This is not coming from a competitor in AM/FM radio. In fact, it’s from a fan whose family has two Sirus or XM subscriptions. But Mike Elgan, a columnist for the respected IT trade publication Datamation, wrote: “I hate to say it, but somebody has to: Satellite radio will come crashing down to Earth within the next two years.”
Elgan says satellite radio has gotten better, with smaller receivers and new features. And he’s a fan of the exclusive content that suits his tastes that’s not available on AM/FM radio. But the world is moving to fast for satellite radio to keep up. “The ugly truth is that satellite is simply an obsolete way to deliver sound,” he wrote. In his view, satellite radio is “already living on borrowed time – and borrowed money – and simply will not and cannot survive.”
He spells out six trends that will “kill” satellite radio. Five deal with technological changes, such as MP3-compatible cars and in-dash mobile broadband, that eliminate the need for audiophiles to have satellite radio. And #6 is the “cratering” economy. He questions whether Sirius XM will be able to refinance $1 billion of debt in 2009 “in the most hostile credit market ever” – and, if so, only “to buy time for some unspecified future miracle.”
It’s an interesting take on satellite radio’s future and you can click here to read it.
RBR/TVBR observation: We’d previously thought both XM and Sirius had about five years left as standalones, but that the completed merger might extend that to nearly a decade.
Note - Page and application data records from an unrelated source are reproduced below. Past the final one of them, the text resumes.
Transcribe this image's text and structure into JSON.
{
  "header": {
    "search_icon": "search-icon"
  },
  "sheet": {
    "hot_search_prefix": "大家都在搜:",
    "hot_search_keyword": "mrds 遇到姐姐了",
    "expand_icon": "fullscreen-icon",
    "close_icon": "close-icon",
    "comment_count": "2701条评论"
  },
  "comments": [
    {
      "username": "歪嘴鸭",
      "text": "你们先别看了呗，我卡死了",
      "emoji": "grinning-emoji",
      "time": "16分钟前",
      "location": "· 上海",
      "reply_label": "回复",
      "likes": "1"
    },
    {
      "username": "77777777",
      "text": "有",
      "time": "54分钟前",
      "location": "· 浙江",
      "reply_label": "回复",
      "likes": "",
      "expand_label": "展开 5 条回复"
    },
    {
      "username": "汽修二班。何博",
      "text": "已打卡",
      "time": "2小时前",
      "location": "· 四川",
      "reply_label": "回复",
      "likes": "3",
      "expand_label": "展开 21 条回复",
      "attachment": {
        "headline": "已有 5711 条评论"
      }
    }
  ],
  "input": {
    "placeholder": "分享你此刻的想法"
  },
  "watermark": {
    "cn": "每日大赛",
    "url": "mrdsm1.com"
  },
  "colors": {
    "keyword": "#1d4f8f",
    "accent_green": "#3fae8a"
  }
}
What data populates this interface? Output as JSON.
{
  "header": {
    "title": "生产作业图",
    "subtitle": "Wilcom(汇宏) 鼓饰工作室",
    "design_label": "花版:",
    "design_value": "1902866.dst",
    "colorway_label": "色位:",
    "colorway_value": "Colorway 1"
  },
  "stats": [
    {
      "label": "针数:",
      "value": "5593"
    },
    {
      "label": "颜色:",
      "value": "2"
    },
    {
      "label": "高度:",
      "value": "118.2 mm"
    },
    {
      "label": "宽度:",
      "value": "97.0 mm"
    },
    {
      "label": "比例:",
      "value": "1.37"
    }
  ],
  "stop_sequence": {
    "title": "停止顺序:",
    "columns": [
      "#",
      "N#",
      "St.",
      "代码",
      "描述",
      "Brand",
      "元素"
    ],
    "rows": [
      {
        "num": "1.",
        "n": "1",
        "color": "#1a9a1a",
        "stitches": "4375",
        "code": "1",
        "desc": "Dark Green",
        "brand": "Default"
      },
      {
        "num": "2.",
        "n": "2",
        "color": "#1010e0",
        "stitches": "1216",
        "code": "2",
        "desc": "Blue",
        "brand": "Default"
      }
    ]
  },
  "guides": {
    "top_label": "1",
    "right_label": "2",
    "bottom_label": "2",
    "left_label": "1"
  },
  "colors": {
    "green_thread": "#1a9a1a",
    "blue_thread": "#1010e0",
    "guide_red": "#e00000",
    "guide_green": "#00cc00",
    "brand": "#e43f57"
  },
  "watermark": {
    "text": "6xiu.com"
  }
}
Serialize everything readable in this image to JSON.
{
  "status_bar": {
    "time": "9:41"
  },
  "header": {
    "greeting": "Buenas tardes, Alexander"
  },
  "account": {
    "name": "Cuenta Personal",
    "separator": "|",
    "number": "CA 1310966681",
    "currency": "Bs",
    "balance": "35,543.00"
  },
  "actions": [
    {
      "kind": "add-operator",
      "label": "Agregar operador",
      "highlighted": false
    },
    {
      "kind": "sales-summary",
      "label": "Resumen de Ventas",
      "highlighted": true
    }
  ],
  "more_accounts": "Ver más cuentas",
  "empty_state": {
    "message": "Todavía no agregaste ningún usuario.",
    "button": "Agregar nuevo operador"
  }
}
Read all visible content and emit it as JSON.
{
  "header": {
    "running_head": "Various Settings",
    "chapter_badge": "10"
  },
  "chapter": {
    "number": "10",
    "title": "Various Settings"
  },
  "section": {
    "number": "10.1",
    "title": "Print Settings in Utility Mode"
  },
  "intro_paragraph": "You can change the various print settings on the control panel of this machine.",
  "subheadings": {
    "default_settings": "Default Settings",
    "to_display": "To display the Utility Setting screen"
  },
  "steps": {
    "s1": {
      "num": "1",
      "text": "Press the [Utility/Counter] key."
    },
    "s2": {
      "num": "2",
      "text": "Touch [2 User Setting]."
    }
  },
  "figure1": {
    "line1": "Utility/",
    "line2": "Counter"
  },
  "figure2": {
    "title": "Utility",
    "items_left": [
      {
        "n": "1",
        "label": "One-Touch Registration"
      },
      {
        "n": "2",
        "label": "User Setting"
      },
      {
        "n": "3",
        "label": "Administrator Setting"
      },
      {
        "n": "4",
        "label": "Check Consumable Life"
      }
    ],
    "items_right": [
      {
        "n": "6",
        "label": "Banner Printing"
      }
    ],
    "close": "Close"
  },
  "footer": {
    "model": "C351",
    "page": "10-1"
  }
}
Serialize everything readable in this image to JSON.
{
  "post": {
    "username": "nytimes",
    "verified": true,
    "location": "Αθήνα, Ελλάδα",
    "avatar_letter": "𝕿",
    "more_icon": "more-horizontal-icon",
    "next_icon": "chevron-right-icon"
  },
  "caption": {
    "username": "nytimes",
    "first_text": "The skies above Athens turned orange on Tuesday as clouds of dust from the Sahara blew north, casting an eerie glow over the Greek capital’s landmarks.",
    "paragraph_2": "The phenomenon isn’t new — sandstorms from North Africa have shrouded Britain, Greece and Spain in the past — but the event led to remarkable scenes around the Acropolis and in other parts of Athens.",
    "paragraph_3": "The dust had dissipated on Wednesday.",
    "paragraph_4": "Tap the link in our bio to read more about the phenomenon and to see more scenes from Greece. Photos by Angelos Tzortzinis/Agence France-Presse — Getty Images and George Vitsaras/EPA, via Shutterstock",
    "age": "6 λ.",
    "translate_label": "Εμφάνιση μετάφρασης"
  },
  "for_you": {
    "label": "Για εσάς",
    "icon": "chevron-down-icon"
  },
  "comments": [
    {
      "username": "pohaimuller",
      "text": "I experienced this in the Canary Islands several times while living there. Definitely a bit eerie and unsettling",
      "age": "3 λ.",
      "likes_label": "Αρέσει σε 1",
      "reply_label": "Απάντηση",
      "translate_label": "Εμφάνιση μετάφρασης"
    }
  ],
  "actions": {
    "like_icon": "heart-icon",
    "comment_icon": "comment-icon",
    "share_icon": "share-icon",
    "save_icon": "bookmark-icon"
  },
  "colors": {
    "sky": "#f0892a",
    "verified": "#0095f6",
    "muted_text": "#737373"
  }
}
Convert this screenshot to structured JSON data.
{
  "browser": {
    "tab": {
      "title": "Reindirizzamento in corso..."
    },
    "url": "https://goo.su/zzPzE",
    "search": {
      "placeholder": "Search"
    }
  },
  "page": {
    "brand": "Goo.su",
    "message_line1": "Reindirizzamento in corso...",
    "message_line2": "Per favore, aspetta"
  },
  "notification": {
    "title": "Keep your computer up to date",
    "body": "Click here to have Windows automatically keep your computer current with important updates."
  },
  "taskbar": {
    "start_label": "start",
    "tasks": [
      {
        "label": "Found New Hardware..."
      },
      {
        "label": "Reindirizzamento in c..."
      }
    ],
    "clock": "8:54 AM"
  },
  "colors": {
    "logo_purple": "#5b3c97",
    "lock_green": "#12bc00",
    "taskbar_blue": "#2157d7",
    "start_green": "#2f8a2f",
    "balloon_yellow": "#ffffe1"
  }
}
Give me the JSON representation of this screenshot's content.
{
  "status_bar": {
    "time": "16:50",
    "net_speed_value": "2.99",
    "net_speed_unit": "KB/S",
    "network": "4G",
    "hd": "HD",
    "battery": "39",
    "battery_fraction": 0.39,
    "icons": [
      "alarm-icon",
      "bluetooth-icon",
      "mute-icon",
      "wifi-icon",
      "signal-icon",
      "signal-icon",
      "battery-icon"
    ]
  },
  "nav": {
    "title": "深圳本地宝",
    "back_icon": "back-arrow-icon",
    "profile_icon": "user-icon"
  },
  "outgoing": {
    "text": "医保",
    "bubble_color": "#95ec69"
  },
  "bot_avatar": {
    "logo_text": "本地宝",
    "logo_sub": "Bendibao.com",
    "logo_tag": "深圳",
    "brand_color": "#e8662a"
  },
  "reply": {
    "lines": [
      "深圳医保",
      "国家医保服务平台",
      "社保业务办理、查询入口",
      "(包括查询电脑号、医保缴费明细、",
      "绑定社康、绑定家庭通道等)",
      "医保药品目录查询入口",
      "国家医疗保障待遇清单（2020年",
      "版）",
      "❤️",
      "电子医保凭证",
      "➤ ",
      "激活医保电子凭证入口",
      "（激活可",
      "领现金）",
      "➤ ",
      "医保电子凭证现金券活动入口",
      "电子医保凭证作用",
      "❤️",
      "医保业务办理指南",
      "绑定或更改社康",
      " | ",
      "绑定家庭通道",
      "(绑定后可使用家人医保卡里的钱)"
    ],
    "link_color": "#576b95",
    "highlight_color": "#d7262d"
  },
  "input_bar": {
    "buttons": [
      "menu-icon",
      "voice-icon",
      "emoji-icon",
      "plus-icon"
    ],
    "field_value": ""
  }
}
But all bets are off in the current economic meltdown. Elgan offers six reasons why Sirius XM has less than two years of existence left – but #6, the economy, could be the one that hits hardest and fastest.